DLP 3D Research Press Kit
Learning with 3D: Research, Announcements and Digital Content
DLP News Release
3D Lessons Deliver Higher Levels Of Understanding And Increased Focus To Students Across Europe
LONDON – September 29, 2011, 12:00 p.m. GMT:
Texas Instruments (TI) (NYSE:TXN) DLP® Products presents data that shows 3D, when used as a teaching tool in classrooms, has a widespread positive impact on how students learn. The independent study is announced today at the UK launch event in Claridges, London and hosted in collaboration with The Company of Educators. Conducted in classrooms across seven European countries, the research compares the difference in comprehension, information retention and overall behaviour between students learning via traditional 2D methods versus learning via 3D projection.
Meet Professor Anne Bamford
Professor Anne Bamford is Director of the International Research Agency and Director of Education in southern England. Anne has been recognized nationally and internationally for her research in arts education, emerging literacies and visual communication. She is an expert in the international dimension of arts and cultural education and through her research, she has pursued issues of innovation, social impact and equity and diversity. A World Scholar for UNESCO, Anne has conducted major national impact and evaluation studies for the governments of Denmark, The Netherlands, Belgium, Iceland, Hong Kong, and is currently undertaking a study in Norway. Amongst her numerous articles and book chapters, Anne is author of the "Wow Factor: Global research compendium on the impact of the arts in education" which has been published in five languages and distributed in more than 40 countries.
The 3D in Education White Paper
IntroductionWritten by Professor Dr Anne Bamford, Director of the International Research Agency
What is 3D in the classroom?
Computer generated animation has been in development for some time with early work dating back to the 1960s. Not surprisingly, the first commercial use of three-dimensional (3D) animations was a representation of a human, known as the "Boeing Man." It was not until the 1990s that 3D within the general entertainment industry became more widespread. The release of "Avatar," the movie, broke all box office records and established a new level of sophistication in 3D imaging. The use of 3D in the classroom has emerged in the past 12 months and offers enormous potential as a tool in teaching and learning. DLP-powered[3D projectors use millions of microscopic, digital mirrors that reflect light to create a picture. DLP imaging technology is so fast, it can actually produce two images on the screen at the same time: One for the "left" eye and one for the "right" eye. Then 3D glasses combine the two images to create a 3D effect. The single-chip version of DLP is used in many projectors, with the technology being used in over 50% of the projectors currently sold.
3D at Abbey School Case Study

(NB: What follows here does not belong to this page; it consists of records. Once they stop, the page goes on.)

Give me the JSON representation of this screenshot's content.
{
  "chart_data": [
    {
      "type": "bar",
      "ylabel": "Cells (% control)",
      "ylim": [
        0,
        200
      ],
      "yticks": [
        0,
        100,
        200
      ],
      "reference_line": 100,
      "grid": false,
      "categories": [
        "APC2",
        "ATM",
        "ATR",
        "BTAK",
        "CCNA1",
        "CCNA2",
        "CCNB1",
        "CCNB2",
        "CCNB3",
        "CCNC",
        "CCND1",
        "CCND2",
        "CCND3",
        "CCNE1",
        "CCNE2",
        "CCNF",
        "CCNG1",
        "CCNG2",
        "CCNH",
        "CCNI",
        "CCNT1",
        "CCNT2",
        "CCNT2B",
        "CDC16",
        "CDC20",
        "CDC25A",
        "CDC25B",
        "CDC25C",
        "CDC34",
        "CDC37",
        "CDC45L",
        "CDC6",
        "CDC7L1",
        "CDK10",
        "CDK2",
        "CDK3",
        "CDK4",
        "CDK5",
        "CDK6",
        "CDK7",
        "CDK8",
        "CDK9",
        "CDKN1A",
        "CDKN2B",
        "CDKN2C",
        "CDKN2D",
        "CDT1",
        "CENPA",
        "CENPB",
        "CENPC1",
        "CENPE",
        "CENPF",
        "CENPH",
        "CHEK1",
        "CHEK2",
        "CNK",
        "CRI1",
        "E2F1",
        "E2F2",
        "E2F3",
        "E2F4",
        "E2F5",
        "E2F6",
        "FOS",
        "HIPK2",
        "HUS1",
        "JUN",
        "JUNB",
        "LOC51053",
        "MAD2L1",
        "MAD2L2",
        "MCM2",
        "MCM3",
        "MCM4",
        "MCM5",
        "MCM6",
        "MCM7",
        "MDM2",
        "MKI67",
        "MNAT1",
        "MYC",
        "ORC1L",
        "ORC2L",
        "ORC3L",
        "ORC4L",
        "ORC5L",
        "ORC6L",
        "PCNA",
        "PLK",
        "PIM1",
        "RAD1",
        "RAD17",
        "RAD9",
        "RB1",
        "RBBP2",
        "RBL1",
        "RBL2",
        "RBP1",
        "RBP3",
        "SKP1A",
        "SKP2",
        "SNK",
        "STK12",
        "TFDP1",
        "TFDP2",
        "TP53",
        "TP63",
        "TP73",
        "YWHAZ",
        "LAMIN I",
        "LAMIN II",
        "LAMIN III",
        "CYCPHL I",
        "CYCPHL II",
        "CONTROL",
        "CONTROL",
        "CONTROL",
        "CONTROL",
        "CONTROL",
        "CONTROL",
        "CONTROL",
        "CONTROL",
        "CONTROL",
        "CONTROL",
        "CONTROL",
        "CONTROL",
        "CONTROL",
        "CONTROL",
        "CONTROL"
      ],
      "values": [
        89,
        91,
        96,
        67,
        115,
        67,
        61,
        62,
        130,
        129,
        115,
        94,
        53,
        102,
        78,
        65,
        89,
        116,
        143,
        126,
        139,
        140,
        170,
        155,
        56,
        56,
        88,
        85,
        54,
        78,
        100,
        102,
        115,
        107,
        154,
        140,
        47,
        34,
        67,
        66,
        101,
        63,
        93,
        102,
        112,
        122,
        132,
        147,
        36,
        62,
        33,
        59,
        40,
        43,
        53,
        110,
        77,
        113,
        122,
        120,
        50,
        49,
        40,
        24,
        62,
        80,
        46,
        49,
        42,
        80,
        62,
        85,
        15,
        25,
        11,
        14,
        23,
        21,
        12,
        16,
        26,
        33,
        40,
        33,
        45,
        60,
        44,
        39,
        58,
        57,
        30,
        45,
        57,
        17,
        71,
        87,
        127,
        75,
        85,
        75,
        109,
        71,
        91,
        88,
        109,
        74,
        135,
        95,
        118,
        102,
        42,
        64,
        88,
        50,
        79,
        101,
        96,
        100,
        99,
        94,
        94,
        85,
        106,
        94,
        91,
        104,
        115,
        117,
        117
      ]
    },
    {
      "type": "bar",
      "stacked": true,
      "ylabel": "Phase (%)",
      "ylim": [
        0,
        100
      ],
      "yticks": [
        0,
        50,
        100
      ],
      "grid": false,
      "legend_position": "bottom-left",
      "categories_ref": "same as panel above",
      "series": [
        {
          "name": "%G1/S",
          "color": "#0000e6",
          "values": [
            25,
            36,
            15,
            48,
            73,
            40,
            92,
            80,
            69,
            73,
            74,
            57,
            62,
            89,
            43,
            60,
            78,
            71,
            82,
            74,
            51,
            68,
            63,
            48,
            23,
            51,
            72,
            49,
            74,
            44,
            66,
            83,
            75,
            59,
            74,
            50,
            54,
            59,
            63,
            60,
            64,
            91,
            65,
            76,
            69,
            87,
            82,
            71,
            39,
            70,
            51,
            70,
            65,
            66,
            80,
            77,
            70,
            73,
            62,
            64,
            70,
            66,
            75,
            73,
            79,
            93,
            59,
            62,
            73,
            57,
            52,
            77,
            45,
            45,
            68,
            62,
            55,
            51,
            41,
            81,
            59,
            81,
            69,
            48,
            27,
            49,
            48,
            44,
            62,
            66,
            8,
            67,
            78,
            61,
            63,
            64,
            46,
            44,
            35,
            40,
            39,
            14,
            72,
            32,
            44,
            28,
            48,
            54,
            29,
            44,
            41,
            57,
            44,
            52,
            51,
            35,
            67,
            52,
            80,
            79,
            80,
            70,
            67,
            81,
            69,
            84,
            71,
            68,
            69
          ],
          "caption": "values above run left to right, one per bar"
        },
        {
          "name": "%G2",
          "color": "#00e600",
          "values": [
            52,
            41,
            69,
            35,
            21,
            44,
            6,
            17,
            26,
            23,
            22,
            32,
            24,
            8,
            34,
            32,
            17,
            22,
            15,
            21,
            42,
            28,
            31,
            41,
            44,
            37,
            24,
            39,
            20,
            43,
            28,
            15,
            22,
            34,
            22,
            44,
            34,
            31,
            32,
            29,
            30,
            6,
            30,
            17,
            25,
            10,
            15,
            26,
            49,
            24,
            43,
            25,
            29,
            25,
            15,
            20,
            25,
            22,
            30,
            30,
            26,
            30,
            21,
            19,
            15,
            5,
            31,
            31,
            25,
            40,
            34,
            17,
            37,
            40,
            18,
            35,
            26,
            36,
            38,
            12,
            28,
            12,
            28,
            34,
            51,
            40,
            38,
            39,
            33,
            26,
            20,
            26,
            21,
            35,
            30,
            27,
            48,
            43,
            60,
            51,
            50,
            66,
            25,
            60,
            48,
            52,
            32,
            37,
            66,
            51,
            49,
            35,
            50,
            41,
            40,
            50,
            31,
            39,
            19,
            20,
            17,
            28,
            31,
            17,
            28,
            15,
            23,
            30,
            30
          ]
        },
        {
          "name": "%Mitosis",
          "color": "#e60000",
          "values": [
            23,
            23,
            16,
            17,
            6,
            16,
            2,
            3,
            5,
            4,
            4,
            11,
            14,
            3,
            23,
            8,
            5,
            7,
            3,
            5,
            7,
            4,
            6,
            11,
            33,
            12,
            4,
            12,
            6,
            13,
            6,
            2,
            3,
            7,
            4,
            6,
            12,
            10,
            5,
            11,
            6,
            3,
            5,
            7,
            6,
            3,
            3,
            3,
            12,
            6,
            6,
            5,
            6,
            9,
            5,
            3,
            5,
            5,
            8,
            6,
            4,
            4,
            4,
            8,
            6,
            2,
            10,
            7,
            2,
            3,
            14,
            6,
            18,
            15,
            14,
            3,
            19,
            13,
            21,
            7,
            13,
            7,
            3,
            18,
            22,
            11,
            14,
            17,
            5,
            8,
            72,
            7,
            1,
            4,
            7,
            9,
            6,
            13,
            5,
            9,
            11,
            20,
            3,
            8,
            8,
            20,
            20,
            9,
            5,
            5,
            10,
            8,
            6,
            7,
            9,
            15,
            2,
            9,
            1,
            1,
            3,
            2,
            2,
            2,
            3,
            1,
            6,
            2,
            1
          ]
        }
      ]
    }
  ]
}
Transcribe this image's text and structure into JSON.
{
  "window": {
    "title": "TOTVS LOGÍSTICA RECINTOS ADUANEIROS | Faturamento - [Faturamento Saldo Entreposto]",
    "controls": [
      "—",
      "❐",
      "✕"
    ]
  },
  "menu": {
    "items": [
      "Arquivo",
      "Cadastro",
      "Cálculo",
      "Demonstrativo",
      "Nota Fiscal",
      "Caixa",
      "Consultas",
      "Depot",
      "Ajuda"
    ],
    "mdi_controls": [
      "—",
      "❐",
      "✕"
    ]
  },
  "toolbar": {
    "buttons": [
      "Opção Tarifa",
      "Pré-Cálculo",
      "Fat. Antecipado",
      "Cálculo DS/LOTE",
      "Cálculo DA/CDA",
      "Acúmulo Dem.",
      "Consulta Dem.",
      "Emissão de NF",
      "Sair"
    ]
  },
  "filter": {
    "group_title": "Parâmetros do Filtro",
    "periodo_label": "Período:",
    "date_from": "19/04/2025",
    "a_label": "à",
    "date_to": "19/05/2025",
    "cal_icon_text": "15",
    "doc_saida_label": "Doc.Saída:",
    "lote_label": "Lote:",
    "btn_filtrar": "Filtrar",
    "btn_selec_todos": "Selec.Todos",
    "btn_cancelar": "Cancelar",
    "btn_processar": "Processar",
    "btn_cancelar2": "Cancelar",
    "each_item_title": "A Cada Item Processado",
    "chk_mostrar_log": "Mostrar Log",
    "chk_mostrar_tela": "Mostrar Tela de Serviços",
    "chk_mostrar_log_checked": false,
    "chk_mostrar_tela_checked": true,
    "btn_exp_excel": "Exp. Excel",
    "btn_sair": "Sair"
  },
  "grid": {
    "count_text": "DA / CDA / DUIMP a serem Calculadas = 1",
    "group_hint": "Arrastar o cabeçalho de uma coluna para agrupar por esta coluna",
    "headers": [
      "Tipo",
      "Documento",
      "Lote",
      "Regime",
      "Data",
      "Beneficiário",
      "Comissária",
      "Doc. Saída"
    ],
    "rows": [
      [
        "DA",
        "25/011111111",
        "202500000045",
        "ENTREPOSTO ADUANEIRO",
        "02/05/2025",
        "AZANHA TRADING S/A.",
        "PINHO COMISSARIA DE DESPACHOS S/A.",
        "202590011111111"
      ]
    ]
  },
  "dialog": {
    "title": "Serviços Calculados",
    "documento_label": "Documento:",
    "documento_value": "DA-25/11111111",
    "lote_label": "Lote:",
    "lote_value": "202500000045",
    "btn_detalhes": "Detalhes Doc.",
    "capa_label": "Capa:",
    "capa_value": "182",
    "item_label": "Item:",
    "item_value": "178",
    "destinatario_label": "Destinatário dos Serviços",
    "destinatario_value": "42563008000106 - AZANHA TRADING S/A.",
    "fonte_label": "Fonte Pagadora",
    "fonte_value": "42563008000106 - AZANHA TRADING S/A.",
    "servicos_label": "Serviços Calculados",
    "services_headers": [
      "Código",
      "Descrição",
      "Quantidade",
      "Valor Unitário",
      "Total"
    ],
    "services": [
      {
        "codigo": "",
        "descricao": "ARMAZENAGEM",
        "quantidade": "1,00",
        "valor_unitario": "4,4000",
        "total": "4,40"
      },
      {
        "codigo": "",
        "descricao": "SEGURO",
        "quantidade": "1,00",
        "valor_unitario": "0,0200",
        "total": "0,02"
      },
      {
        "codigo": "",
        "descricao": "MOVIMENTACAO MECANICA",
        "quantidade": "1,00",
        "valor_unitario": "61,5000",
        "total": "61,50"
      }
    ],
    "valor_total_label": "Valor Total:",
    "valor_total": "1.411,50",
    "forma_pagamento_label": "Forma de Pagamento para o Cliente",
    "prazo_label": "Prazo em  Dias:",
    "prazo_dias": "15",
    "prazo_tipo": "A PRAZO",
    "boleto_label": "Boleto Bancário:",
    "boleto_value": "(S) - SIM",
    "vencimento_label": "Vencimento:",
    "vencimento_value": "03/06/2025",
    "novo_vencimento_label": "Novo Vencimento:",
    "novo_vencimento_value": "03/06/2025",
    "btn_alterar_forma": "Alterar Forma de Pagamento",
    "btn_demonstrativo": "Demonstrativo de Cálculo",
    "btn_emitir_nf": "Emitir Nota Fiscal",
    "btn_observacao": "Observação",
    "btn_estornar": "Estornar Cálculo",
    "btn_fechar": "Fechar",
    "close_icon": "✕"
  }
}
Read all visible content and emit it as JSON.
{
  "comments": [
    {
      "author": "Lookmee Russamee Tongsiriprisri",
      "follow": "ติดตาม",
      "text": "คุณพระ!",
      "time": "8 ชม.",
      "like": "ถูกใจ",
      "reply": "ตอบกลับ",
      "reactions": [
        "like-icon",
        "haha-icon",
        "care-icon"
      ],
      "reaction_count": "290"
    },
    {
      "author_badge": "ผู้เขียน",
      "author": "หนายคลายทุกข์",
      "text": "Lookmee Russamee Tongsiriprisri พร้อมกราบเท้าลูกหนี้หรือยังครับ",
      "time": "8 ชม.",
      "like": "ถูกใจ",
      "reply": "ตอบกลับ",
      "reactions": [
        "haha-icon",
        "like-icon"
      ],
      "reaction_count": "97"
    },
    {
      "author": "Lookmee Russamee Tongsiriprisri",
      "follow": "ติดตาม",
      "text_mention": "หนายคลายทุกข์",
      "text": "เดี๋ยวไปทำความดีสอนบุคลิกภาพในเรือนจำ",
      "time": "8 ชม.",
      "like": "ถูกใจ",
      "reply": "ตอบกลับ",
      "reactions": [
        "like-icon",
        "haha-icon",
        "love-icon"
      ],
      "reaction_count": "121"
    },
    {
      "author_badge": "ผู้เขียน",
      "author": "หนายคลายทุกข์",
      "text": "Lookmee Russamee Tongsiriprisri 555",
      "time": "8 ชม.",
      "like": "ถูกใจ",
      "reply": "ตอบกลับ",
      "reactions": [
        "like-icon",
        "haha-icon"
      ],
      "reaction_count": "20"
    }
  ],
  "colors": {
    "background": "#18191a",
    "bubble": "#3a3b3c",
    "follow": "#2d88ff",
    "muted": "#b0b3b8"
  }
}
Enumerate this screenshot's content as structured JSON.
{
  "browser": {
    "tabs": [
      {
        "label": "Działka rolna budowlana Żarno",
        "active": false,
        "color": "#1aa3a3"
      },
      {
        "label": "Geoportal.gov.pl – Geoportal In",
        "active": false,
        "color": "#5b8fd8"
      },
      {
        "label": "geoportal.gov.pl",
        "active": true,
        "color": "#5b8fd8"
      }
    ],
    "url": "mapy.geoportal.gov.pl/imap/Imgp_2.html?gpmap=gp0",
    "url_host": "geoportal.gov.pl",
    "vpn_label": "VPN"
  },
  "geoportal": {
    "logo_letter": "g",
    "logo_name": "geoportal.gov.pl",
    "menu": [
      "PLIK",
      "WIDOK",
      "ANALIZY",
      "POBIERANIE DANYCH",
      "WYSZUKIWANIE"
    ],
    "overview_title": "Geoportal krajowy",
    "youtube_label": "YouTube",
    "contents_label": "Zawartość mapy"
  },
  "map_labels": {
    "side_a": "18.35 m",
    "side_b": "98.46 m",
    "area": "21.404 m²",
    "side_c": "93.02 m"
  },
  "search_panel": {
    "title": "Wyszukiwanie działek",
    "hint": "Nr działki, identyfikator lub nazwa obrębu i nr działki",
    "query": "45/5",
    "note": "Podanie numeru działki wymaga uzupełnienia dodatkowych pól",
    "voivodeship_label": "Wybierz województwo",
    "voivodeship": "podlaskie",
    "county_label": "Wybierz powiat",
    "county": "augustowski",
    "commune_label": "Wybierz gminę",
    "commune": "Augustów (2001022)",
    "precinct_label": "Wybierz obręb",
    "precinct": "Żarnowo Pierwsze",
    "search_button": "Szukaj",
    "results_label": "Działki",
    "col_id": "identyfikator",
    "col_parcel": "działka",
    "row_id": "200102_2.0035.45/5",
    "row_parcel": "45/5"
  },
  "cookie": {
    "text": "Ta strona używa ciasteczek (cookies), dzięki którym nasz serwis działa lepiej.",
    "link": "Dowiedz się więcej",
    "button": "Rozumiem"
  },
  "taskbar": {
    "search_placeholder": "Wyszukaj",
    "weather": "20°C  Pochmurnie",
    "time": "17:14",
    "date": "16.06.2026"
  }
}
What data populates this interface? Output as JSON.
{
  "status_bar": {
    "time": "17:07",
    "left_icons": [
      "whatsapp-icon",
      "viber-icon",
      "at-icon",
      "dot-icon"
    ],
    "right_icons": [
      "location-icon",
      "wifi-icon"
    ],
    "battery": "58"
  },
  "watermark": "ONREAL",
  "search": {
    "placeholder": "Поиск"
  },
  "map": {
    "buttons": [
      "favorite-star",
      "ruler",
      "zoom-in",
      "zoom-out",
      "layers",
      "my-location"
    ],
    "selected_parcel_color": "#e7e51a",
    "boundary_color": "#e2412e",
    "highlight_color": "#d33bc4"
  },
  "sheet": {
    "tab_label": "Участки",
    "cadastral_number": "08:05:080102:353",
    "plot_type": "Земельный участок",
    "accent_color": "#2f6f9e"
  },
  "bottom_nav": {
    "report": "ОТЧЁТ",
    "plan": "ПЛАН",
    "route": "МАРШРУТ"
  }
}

Two UK schools are using Texas Instruments DLP® 3D-ready technology to bring science lessons to life. The result has been an improvement in the pupils' understanding of difficult topics
DLP Hi-Resolution Images
Pupils at The Abbey School, Reading (UK)s
DLP 3D-Ready Projectors in Action
DLP 3D Ready Logo